This story not only underscores the importance that thanksgiving is thanksliving; that even in times of hardship and suffering we can give God thanks, like Pastor Rinkart. It also attests to the truth of today’s second lesson, that prayer and thanksgivings be made for everyone (including our enemies, those folks whom we have trouble praying for), and we are instructed to give thanks for our political leaders too—for all who are in high positions. This is no small task. It is a challenging one and difficult one—especially when we are called to pray for and thank the LORD for those whom we may not like, those whom we may radically disagree with politically, those whom we might even consider our enemies. And yet, because thanksgiving is thanksliving; implied here in this passage is that our thanksgivings and prayers have a part in the grand scheme of God’s saving work—indeed, they may very well avert tragedies, wars, and disasters. Moreover, our prayers and thanksgivings may even help us and others to live a quiet, peaceable life in all godliness and dignity, as well as help us and others to come to the saving knowledge of the truth. Thanksgiving is thanksliving. Thanks be to God for everything and everyone.
A man came to the Lutheran Church and asked to see the pastor. “Pastor,” he said, “My dog died and I would like a Christian burial for him.”
The Pastor said, “I’m sorry to hear about your dog, but we Lutherans don’t do funerals for dogs. You might try the Baptist church down the street. Baptists will do most anything.”
The man turned sadly and said, “I’m sorry you won’t do my dog’s funeral, but I understand. I’ll try the Baptist church. But would you tell me how much is appropriate to leave for a memor...

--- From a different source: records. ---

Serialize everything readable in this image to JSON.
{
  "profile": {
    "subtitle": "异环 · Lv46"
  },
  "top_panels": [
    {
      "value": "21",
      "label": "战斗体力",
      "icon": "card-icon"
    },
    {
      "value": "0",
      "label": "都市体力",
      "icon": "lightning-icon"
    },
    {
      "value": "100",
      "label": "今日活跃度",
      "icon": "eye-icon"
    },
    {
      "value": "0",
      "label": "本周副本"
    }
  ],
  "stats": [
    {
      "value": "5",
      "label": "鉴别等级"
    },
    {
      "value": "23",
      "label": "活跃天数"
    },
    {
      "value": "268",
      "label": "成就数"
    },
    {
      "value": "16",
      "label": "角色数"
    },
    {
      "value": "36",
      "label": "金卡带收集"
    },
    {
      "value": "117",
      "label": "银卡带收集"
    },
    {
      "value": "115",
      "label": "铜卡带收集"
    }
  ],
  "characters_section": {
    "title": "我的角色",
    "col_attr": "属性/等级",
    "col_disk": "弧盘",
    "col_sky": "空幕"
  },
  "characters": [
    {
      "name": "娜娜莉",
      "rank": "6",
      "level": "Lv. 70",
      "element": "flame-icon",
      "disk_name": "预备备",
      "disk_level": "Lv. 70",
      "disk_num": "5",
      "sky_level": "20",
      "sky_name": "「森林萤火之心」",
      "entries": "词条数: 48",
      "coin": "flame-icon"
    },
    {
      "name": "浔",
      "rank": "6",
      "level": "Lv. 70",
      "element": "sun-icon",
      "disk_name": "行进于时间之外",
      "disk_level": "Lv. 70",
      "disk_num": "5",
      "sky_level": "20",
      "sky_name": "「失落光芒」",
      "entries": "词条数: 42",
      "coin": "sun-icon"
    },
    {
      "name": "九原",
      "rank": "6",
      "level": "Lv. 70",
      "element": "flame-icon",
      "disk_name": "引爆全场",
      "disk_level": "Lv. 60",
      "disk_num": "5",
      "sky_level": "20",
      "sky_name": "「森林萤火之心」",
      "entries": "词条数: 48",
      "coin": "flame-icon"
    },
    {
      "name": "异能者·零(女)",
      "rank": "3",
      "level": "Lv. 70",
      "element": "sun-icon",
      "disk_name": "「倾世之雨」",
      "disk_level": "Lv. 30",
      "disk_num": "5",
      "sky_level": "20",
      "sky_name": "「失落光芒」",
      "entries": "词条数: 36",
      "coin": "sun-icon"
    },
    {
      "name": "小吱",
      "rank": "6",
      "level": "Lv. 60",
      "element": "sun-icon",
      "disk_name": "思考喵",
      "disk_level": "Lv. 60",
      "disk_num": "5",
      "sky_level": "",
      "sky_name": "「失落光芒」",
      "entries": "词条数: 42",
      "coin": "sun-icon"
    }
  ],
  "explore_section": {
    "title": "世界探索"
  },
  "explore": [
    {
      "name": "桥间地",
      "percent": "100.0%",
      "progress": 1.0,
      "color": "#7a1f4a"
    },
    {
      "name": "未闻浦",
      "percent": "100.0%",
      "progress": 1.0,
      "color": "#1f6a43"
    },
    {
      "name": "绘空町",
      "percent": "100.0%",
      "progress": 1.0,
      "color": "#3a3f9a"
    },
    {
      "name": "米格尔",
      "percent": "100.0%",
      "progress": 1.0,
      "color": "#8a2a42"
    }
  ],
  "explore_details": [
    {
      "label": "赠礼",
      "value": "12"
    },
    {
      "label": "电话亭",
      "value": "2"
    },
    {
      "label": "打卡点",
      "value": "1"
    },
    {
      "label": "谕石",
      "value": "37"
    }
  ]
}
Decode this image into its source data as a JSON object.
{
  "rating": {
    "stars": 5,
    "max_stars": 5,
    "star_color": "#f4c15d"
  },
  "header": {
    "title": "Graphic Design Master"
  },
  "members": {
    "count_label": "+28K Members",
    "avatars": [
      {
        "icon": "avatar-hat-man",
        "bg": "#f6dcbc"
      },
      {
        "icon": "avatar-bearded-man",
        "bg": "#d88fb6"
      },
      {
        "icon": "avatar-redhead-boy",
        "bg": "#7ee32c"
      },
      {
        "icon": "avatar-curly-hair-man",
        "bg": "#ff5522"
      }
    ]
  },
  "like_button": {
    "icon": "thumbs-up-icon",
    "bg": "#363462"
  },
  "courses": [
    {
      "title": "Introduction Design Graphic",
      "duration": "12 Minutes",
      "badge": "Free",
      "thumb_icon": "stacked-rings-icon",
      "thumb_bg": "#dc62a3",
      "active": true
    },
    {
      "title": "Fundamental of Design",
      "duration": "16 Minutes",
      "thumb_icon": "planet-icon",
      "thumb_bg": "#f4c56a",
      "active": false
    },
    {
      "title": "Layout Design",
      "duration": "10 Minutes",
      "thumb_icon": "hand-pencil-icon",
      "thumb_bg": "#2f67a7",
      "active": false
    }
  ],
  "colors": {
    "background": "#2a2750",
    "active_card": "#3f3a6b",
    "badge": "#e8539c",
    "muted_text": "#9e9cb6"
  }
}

B. We can be thankful even during the most difficult circumstances in life. We see an especially inspiring example of a brave and thankful heart in the story behind one of the church’s thanksgiving songs #788 in our hymnal, Now Thank WE All Our God. This hymn was written during the 30 years war in Germany, in the early 1600’s. Its author was Martin Rinkart, a Lutheran preacher in the town of Eilenburg in Saxony. Now, Eilenburg was a walled city, so it became a haven for refugees seeking safety from the fighting. But soon, the city became too crowded and food was in short supply. Then, a famine hit and a terrible plague and Eilenburg became a giant morgue. In one year alone, Preacher Rinkart conducted funerals for 4,500 people, including his own wife. The war dragged on; the suffering continued. Yet through it all, he never lost courage or faith and even during the darkest days of Eilenburg’s agony, he was a...